This section is from the book "The Gardener V1", by William Thomson. Also available from Amazon: The New Organic Grower: A Master's Manual of Tools and Techniques for the Home and Market Gardener.
Though much has been written about this beautiful plant, I feel constrained to bring it once more before the notice of your readers. I may not be able, perhaps, to impart anything new concerning it; but if I can draw the attention of your readers to its merits, especially at this season of the year, so that it may be more extensively cultivated, and receive the attention it so well deserves, my object will be fully attained.
Perhaps there are few plants more easy of cultivation than this, if the conditions under which it is cultivated approximate to the climate of its native habitat, and its seasons of growth and rest are governed according to nature's laws. I believe that half of the failures are due. to the want of a proper season of rest; but if properly managed, there are few plants more accommodating, or more under control. By-regulating its growth and rest it can be had in bloom at any season of the year, and can be made to bloom two or three times a-year if necessary, although I would not recommend blooming it more than three, as it exhausts the energy of the plant. We have had a grand display of it here for some time, which has prompted this paper. One large plant has forty-eight flower-spikes, bearing 240 blooms, all of good substance - a lovely sight. In all, there have been nearly 1000 blooms since the Chrysanthemums were over. For cut-flower decoration, about Christmas especially, and through the dull season of the year, they are invaluable.

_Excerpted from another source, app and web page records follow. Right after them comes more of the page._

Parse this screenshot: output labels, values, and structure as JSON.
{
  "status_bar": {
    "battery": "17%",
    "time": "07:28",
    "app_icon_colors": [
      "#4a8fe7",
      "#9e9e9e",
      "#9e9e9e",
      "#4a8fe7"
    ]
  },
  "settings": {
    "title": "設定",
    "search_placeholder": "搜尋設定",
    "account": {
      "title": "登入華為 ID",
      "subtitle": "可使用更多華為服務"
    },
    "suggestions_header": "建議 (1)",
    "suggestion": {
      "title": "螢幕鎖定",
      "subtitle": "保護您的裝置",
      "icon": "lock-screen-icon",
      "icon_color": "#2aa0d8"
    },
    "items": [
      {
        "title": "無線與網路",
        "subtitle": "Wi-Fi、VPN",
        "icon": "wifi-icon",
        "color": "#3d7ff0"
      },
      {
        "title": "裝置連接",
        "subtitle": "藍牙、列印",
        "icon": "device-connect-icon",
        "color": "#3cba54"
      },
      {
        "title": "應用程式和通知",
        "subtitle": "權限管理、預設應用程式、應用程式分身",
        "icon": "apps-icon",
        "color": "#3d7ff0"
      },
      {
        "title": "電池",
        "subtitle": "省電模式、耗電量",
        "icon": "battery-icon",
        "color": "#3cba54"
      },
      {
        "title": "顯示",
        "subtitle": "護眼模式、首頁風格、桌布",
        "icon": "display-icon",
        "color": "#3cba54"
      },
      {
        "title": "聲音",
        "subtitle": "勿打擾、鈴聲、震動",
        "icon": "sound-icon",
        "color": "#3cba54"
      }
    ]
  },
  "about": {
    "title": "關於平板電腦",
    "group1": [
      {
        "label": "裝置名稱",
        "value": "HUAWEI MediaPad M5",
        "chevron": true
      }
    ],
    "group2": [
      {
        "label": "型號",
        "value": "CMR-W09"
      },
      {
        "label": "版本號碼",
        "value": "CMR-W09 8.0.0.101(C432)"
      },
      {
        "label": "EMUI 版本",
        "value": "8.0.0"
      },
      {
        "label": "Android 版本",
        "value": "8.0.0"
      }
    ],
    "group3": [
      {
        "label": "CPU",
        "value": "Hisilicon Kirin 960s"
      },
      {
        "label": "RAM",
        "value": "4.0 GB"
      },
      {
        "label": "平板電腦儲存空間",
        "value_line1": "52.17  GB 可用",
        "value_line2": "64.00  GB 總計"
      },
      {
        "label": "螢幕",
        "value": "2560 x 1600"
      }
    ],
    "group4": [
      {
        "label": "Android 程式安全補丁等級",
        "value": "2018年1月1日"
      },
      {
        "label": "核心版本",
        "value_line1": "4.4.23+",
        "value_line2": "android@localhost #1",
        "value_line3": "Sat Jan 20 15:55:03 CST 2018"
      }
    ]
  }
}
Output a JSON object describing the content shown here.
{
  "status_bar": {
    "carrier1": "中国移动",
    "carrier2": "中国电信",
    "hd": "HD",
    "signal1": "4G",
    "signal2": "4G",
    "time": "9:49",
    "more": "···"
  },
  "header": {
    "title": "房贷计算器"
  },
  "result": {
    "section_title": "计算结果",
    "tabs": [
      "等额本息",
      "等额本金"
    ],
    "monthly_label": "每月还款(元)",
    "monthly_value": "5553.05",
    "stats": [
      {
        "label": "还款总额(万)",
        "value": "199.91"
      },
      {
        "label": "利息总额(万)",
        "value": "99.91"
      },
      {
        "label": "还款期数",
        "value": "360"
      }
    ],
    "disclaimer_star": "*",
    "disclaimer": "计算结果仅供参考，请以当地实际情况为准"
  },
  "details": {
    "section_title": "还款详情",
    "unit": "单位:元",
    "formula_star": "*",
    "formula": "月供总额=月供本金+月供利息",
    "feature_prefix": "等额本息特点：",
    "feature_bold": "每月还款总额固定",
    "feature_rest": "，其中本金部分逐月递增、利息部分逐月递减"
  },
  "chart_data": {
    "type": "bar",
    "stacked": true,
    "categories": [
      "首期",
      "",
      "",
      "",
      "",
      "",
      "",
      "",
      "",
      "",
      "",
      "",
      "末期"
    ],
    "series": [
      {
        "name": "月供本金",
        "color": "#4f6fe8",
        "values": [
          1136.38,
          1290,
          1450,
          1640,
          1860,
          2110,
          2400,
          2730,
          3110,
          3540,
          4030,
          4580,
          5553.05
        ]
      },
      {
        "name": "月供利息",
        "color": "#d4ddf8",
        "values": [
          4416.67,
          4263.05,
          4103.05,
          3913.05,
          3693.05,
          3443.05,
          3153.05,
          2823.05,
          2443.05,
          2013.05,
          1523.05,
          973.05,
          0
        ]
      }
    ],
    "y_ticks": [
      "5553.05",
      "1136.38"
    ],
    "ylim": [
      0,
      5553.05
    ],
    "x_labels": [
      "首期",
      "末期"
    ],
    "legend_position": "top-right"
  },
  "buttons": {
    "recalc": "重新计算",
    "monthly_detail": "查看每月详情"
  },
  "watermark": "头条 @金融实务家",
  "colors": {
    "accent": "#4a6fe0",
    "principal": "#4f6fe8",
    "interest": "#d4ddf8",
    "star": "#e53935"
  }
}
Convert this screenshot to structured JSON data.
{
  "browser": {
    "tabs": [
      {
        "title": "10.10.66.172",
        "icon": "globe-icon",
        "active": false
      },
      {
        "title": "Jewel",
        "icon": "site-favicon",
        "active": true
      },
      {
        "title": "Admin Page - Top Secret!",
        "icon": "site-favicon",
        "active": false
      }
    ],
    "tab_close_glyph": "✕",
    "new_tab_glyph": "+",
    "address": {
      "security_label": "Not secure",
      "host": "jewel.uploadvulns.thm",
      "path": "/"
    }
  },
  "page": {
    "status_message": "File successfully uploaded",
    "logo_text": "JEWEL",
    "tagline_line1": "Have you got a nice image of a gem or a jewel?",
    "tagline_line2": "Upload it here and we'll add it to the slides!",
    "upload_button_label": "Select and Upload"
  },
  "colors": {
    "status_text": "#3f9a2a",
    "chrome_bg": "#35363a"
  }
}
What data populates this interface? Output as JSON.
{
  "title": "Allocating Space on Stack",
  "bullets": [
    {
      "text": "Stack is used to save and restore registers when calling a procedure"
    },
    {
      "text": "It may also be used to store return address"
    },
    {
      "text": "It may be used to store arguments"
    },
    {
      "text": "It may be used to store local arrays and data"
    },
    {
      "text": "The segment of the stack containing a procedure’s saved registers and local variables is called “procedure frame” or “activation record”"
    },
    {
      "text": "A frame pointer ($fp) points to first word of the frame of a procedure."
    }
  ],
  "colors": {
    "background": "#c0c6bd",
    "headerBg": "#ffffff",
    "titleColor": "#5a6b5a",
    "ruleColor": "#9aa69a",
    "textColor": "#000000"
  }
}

I may here give our mode of culture, which is very simple. We pot them in a compost of peat and loam, and place them in a temperature of from 70° to 80°, which suits them very well during their growing period. While making their growth they occasionally get a little weak liquid manure, from sheep-droppings, with a little soot. After they have finished their growth they are removed to a temperature of from 50° to 60°, and kept moderately dry at the roots. They should have a rest of two months at least, after which they may be again subjected to more heat to make them bloom. P. Mathieson.